Pan-Fried Bacon

Chef's notes:

While bacon can refer to cured meat of several parts of a pig, in America it most commonly refers to the cured and smoked pork belly. The first step in curing pork is to rub it with lots of salt or soak it in a brine. Color fixatives like sodium nitrite and/or saltpeter are added to keep the meat nice and pink. The bacon is then usually smoked, dried or boiled. Flavors can be added during the brining portion and/or smoking portion. Common smoke flavors are that of different types of wood: applewood and hickory being two popular options.

Bacon can be made from several different cuts of meat. Streaky bacon, pancetta and American bacon come from the pork belly. Middle bacon comes from the side of the pig. Back bacon is made from the loin of the pig. Also called Irish Bacon or Canadian bacon, it is meatier and leaner than other bacon. Cottage bacon is thinly sliced lean pork meat from the shoulder of a pig. Jowl bacon is the cured and smoked cheeks of a pig.


  • 1 lb of bacon

Applewood Smoked Medium Thick Cut Bacon Pan-Fried in a Non-Stick Pan over a Medium-High Heat
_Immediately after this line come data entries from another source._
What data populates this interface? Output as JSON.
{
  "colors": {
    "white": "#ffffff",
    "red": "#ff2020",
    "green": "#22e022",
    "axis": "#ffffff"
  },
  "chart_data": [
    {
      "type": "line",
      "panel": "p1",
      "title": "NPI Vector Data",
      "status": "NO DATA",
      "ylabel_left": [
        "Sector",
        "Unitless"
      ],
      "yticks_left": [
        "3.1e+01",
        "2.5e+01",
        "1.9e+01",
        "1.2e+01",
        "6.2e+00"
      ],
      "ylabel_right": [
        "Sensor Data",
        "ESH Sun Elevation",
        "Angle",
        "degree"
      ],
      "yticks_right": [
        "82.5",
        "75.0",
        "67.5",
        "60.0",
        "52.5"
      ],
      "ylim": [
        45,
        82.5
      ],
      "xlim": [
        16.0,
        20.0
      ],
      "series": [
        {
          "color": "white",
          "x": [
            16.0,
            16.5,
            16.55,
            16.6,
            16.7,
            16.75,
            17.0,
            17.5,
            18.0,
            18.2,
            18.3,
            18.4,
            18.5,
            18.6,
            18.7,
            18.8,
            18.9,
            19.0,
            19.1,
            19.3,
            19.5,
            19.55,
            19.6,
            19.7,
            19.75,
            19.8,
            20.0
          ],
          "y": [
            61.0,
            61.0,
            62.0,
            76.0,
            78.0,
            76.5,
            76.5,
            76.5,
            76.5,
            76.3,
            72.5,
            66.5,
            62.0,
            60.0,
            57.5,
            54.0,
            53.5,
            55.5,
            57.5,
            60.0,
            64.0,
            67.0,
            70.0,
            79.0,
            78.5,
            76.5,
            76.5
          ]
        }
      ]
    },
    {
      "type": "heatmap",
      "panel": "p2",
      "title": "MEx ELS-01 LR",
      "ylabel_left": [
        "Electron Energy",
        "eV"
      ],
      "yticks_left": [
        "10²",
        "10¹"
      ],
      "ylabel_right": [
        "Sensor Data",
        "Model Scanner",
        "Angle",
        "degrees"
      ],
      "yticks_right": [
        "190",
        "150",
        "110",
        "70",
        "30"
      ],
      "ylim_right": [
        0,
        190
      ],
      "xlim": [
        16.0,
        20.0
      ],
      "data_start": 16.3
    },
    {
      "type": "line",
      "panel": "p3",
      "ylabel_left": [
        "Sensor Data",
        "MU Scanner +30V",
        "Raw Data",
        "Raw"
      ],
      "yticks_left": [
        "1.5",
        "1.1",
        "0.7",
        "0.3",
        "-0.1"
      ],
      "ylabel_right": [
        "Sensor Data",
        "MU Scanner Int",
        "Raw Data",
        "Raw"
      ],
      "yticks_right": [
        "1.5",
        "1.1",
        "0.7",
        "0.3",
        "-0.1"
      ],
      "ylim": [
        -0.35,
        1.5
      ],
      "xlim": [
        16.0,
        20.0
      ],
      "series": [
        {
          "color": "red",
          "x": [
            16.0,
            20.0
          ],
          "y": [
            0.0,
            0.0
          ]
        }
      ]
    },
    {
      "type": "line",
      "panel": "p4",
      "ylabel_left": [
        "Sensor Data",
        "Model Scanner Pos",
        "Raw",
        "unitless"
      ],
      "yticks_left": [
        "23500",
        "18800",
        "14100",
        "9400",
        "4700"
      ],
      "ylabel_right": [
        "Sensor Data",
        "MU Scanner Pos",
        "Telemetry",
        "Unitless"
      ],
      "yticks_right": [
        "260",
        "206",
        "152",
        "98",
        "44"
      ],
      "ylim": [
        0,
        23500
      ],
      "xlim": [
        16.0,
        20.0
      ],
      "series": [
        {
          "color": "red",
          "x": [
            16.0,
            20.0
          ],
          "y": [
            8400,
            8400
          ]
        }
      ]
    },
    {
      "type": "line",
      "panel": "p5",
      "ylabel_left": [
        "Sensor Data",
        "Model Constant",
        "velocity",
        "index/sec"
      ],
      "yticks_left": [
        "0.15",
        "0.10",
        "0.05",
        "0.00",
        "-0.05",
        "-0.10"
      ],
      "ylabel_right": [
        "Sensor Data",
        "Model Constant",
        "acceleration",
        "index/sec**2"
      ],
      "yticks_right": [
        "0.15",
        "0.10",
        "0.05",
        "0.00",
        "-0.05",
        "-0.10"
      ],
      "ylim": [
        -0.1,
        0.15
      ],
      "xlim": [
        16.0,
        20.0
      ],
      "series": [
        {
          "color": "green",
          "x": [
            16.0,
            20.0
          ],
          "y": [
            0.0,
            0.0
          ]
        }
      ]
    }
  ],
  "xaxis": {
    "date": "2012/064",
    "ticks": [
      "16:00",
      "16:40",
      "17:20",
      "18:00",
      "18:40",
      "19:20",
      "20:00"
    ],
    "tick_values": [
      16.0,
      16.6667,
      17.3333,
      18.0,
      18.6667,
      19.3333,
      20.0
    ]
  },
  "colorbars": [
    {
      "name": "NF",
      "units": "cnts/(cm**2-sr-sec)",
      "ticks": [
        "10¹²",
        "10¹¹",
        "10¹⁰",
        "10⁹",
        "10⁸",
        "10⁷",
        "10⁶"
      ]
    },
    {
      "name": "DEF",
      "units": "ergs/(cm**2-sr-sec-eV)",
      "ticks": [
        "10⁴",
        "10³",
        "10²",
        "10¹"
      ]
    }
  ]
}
  1. The first decision you need to make is what type of bacon you want to cook. As I told you before, there are plenty of options to keep you busy in bacon. For this article, I went with a good mid-level applewood smoked bacon. It had a good balance of meat, fat, sugar and salt.
  2. Heat up a non-stick skillet on the stove to fry your bacon in. A non-stick skillet is not necessary, since there is little chance that your bacon will stick, but it will make for easier clean-up. Cook your bacon at a medium-high temperature. If your bacon is thin, cook it at medium.
  3. Once your bacon is cooked on one side, flip it over and continue cooking the other side. The first side should be getting nice and brown and the fat should be rendering. If you are getting too much splatter, drain some of the fat but not all of it. You need some fat to cook the bacon in.
  4. When your bacon is cooked to your liking, remove it from the pan to a paper towel-lined plate to drip. We all know how we like our bacon. When your bacon gets to that point, remove it from the pan. If you don’t want to put it on paper towels, you don’t have to. I rarely do. But I like the grease on my bacon.
  5. Fold the paper towel around the bacon to soak up some of the bacon grease. Since bacon is usually a breakfast food, you will want to keep it warm while you cook your eggs or hash or whatever. So just fold it like an envelope and flip it over. The bacon should stay warm long enough for you to cook the rest of breakfast.

Tips & Tricks

  • Many things can be made from bacon. Some traditional bacon dishes include BLT’s (bacon, lettuce and tomato sandwiches), bacon and eggs, and Cobb salad. Bacon also works well when wrapped around things like Filet Mignon and Sea Scallops. But bacon is now going into strange new territories with chicken-fried bacon and chocolate-covered bacon; there is even a bacon-flavored vodka that is used to make bacon martinis. But perhaps the best two examples of how bacon mania has effected us are baconnaise and bacon salt. Bacon-flavored mayonnaise? Hmm…I guess that sounds kinda good. Or does it?